Even Clarke's famously unequivocal denial of Iraqi involvement with al Qaeda, which supposedly took place the day after September 11 as he was allegedly countering President Bush's pointed questions, includes an admission of Iran's ties. Clarke claims that he told the President, ". . . we have looked several times for state sponsorship of al Qaeda and not found any real linkages to Iraq. Iran plays a little, as does Pakistan, and Saudi Arabia, Yemen."

Thus, Clarke's previous views seem inconsistent with his current claim that Iran stopped supporting anti-American terrorism in the mid-1990s. Far from ending its support for terrorism, it seems that Iran has continued its decades-long terrorist assault against the West. Clarke's book, Against All Enemies, touches upon some of this evidence.
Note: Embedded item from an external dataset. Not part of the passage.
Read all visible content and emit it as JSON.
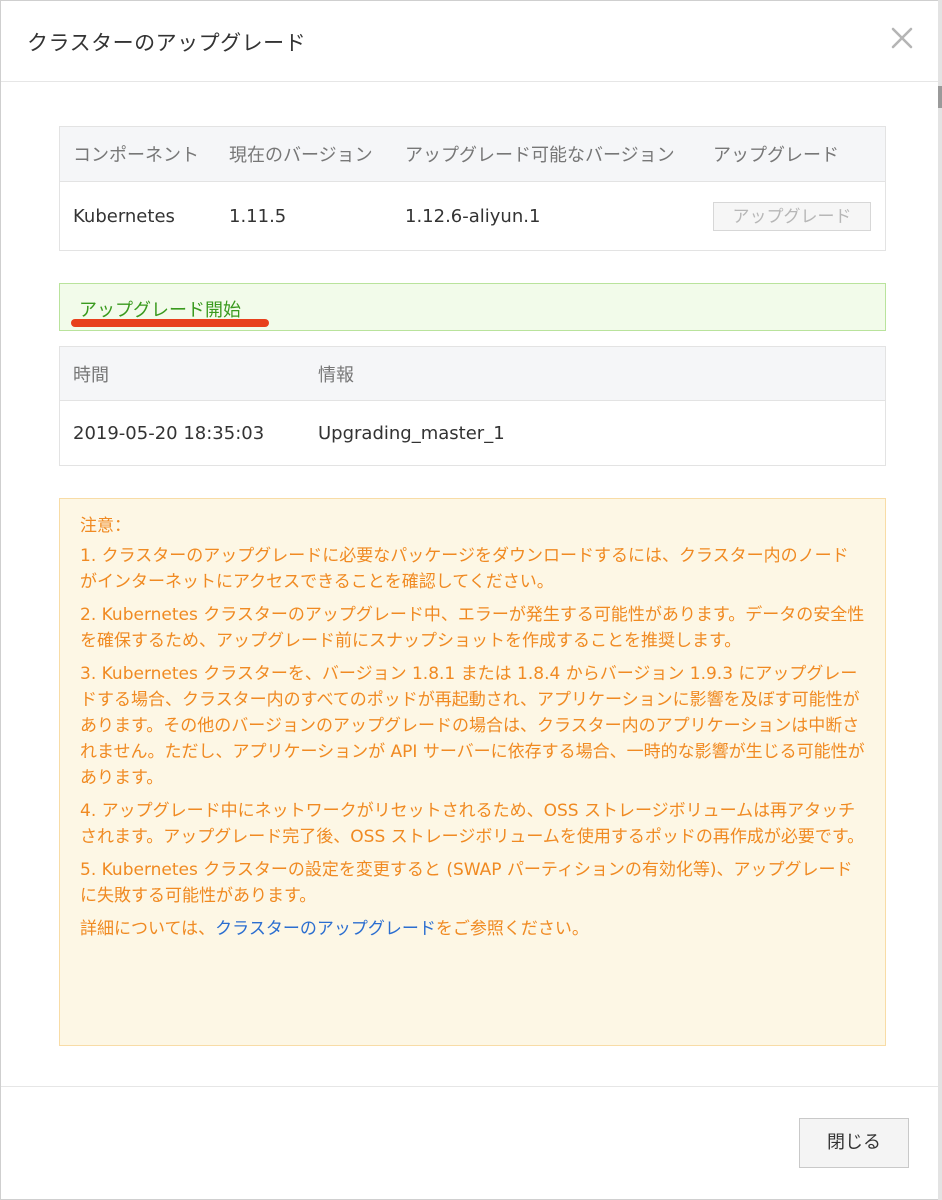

A few additional examples of Iranian support for al Qaeda make it clear that Iran was not scared out of the anti-American terrorism game. The 9/11 Commission reports that al Qaeda operatives received explosives training from Iran in the early 1990s. Bin Laden "showed particular interest in learning how to use truck bombs such as the one that had killed 241 U.S. Marines in Lebanon in 1983." This early history of collaboration did not come to an end. Even after 1996, Iran continued to open its doors to al Qaeda. The Clinton administration's original unsealed indictment of al Qaeda in November 1998 states that bin Laden's group had allied itself with Iran and its terrorist puppet, Hezbollah. The 9/11 Commission even left open the possibility that Hezbollah had assisted al Qaeda's execution of the September 11 plot.

This is just a small sample of the evidence tying Iran to al Qaeda. None of this means that military action against Iran is necessarily the most prudent next step. In this regard, Clarke and Simon may very well be right. A strike against Iran may not be in America's best interests, or the most effective way to deal with the Iranian threat. A careful weighing of the costs and benefits of military action should guide America's path. But by dismissing Iran's role in the past decade of anti-American terrorism, Clarke and Simon muddy the public debate and fail to accurately assess the Iranian threat.

Thomas Joscelyn is an economist and writer living in New York.